■ **Problem**: Look through the entries for the string "main", and copy each line that holds it.

----

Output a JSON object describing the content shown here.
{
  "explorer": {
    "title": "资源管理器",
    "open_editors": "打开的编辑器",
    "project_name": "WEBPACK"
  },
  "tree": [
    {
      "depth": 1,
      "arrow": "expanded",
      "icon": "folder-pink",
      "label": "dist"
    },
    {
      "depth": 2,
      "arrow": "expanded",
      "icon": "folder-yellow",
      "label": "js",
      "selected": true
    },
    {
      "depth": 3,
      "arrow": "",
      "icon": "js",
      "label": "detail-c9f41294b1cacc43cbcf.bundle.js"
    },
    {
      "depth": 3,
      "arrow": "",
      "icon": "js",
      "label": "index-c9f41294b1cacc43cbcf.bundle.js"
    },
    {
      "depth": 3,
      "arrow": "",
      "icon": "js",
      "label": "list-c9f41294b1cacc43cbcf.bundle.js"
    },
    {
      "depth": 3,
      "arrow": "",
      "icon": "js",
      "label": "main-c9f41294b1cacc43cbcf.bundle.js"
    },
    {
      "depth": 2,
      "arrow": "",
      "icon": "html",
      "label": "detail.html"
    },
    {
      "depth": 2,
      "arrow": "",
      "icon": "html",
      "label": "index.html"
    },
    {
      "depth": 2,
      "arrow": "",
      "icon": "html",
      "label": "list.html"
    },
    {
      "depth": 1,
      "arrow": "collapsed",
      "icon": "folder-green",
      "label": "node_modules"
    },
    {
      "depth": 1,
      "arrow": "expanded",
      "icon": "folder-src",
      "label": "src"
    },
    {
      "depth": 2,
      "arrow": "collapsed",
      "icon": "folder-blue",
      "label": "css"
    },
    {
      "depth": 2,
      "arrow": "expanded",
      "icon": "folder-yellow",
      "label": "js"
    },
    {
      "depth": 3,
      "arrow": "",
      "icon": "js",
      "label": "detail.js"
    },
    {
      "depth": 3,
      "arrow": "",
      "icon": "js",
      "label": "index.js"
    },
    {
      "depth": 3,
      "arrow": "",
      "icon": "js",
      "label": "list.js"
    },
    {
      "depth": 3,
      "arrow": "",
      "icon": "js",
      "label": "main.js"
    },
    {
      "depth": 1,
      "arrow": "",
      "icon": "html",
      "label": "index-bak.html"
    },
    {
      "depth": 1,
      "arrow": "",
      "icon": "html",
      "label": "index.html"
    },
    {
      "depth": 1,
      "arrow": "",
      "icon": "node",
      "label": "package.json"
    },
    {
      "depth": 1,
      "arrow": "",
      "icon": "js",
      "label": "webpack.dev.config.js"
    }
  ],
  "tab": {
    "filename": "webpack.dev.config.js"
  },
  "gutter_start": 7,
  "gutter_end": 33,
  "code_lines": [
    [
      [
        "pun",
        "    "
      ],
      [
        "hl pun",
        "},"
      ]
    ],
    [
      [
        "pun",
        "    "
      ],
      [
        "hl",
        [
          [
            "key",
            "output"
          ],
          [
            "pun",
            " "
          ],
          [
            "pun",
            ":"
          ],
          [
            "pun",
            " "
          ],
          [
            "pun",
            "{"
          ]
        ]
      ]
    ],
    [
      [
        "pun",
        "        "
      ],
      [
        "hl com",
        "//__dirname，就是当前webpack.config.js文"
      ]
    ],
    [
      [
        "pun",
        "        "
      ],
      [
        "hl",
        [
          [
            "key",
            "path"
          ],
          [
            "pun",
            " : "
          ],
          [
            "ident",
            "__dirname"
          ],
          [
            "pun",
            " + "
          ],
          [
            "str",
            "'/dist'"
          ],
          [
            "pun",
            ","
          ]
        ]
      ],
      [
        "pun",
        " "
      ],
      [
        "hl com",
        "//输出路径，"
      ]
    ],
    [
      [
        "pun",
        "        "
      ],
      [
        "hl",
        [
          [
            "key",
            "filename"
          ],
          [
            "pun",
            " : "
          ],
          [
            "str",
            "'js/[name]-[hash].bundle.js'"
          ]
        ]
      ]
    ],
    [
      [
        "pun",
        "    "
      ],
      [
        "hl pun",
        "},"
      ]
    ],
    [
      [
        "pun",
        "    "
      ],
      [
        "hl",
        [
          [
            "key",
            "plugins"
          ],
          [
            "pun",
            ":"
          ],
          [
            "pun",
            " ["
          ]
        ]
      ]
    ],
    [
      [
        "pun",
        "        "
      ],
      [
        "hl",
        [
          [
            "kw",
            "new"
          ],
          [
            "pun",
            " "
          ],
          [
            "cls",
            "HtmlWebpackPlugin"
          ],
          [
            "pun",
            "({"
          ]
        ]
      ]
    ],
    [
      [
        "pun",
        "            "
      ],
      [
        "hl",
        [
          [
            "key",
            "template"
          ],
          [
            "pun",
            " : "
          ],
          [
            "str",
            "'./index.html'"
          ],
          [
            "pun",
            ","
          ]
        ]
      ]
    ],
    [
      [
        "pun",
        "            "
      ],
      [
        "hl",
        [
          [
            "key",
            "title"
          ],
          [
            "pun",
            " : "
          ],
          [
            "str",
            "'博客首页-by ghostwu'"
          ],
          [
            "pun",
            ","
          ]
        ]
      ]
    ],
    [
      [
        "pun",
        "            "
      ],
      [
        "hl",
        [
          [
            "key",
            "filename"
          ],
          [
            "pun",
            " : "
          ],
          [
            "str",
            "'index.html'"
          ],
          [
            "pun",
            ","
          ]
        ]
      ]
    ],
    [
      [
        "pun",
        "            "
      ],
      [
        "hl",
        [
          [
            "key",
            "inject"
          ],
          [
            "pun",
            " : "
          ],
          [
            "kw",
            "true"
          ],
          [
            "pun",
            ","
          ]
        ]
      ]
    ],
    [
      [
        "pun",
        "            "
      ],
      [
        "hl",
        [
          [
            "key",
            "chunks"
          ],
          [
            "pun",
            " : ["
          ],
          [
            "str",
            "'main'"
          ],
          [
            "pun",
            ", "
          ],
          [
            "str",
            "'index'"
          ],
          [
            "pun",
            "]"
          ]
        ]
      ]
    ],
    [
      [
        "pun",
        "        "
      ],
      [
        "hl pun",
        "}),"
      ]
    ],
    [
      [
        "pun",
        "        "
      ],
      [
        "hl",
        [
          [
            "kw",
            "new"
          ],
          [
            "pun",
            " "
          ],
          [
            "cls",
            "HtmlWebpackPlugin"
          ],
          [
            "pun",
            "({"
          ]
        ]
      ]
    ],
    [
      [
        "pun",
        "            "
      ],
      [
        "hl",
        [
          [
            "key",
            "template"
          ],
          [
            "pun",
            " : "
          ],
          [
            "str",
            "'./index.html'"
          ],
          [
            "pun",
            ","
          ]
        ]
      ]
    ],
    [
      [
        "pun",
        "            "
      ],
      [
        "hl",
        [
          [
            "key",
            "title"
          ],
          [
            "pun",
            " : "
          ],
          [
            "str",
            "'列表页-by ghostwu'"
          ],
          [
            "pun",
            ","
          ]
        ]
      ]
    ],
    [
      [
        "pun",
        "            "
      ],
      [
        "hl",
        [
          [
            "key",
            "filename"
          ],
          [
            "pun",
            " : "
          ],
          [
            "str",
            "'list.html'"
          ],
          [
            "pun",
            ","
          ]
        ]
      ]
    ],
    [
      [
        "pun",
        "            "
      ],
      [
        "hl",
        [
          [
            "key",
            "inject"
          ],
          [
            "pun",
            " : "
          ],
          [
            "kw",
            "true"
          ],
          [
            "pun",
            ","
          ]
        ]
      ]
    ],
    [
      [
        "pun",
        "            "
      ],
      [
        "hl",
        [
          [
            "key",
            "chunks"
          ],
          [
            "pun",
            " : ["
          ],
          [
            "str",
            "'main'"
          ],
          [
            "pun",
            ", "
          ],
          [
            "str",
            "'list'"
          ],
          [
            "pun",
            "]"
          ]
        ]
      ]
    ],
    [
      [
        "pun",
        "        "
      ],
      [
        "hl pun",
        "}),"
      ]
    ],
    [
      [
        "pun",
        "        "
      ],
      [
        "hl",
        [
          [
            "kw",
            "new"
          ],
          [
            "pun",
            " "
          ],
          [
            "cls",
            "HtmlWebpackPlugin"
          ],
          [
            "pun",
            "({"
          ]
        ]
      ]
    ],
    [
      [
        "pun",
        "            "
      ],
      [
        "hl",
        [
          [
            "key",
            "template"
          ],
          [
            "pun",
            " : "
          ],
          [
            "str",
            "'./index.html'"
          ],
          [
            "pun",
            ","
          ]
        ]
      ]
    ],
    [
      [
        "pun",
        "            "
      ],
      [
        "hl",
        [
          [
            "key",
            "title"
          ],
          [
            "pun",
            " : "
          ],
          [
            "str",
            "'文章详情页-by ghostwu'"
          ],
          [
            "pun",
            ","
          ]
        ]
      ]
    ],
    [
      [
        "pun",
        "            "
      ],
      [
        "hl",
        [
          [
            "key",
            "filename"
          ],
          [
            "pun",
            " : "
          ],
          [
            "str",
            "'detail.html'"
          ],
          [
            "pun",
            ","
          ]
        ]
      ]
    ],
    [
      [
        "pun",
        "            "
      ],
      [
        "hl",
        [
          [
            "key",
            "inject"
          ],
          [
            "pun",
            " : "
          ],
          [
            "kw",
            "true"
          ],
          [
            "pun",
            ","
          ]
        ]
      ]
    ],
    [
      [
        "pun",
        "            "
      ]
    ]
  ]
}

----

■ **Answer for the task**:
      "label": "main-c9f41294b1cacc43cbcf.bundle.js"
      "label": "main.js"
            "'main'"
            "'main'"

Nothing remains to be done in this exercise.